#### [EXERCISE]
Reproduce every record exactly as it appears, but not the pictures.
#####
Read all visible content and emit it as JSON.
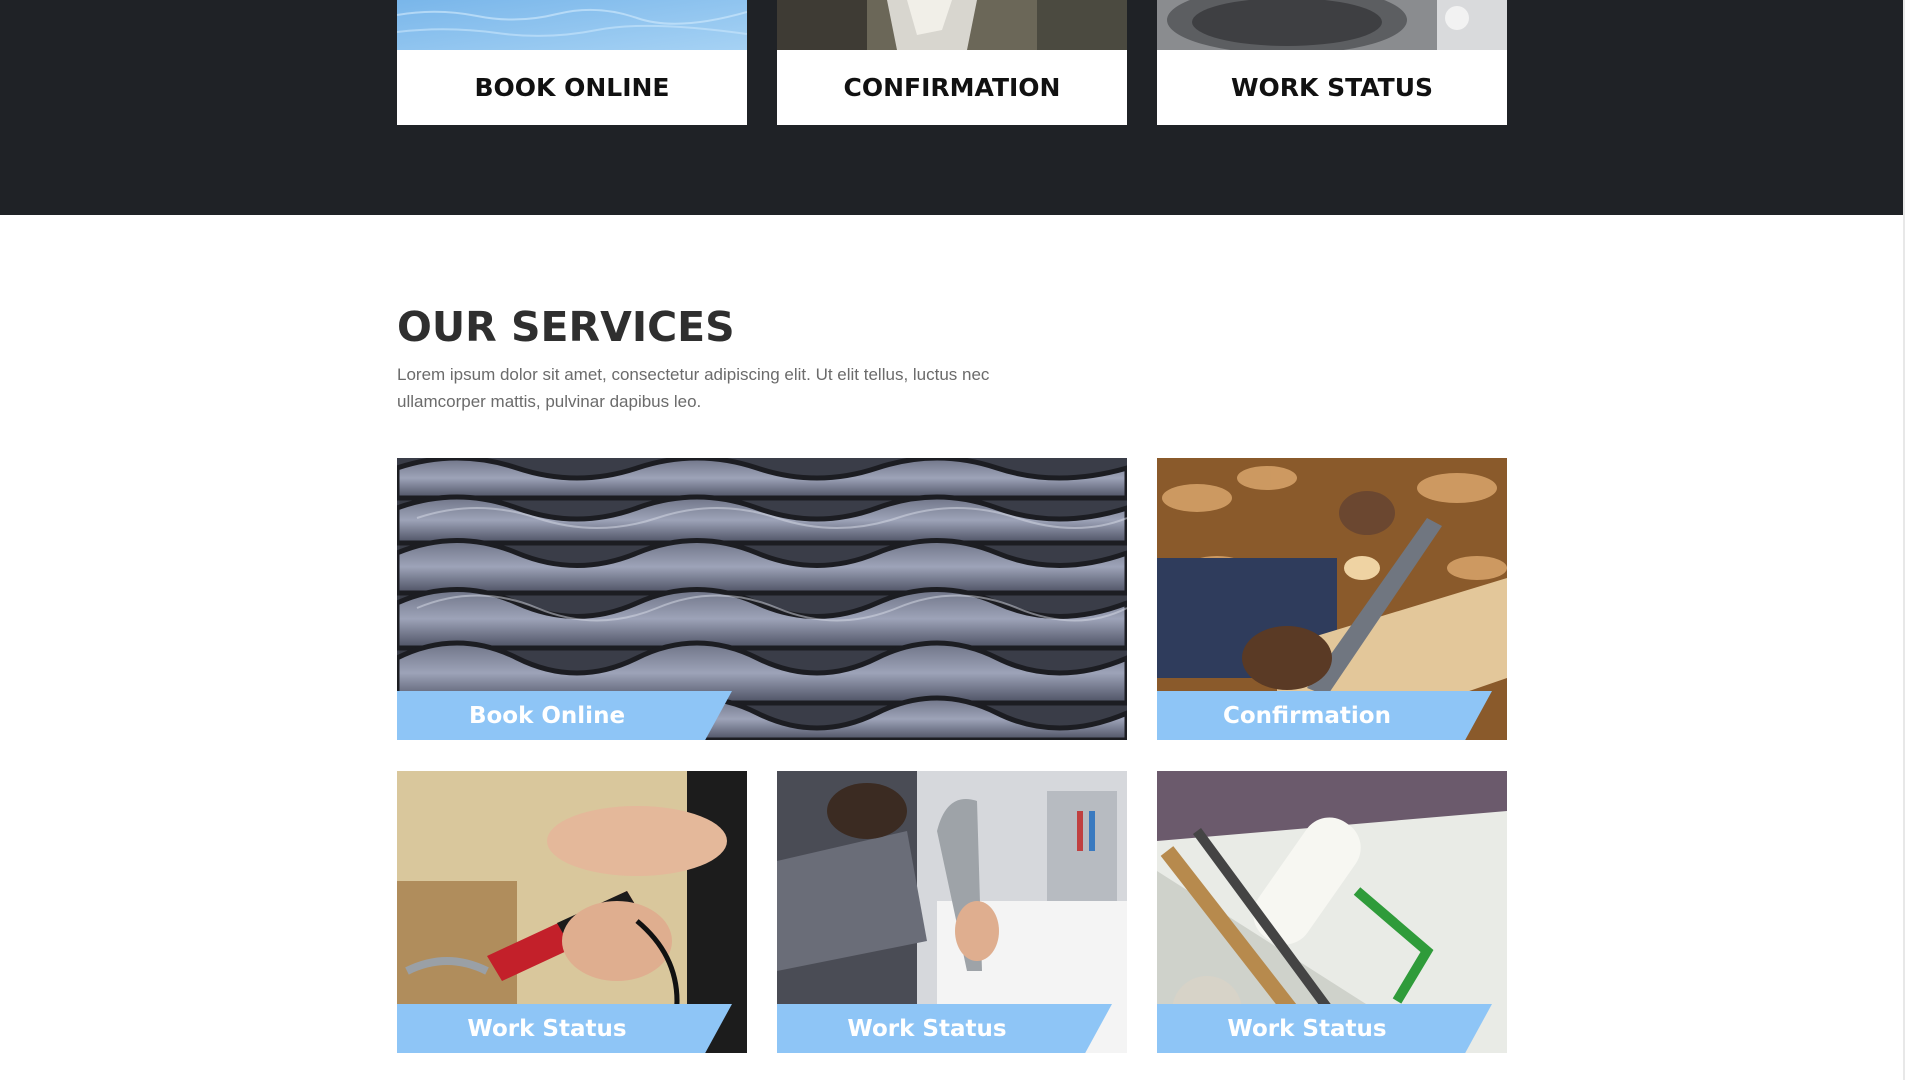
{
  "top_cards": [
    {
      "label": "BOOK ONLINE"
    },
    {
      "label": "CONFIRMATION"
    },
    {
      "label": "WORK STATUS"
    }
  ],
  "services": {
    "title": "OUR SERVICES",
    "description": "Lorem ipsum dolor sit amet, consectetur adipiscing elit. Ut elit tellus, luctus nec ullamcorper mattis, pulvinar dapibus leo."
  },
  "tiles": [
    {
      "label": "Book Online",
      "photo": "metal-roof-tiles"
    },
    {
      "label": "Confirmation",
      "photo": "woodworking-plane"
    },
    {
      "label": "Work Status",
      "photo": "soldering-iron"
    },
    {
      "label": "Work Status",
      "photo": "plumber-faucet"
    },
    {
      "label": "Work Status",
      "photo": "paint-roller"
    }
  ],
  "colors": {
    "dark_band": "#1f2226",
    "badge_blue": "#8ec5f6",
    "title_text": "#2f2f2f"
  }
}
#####
#### [YOUR RESPONSE]
Read all visible content and emit it as JSON.
{
  "top_cards": [
    {
      "label": "BOOK ONLINE"
    },
    {
      "label": "CONFIRMATION"
    },
    {
      "label": "WORK STATUS"
    }
  ],
  "services": {
    "title": "OUR SERVICES",
    "description": "Lorem ipsum dolor sit amet, consectetur adipiscing elit. Ut elit tellus, luctus nec ullamcorper mattis, pulvinar dapibus leo."
  },
  "tiles": [
    {
      "label": "Book Online",
      "photo": "metal-roof-tiles"
    },
    {
      "label": "Confirmation",
      "photo": "woodworking-plane"
    },
    {
      "label": "Work Status",
      "photo": "soldering-iron"
    },
    {
      "label": "Work Status",
      "photo": "plumber-faucet"
    },
    {
      "label": "Work Status",
      "photo": "paint-roller"
    }
  ],
  "colors": {
    "dark_band": "#1f2226",
    "badge_blue": "#8ec5f6",
    "title_text": "#2f2f2f"
  }
}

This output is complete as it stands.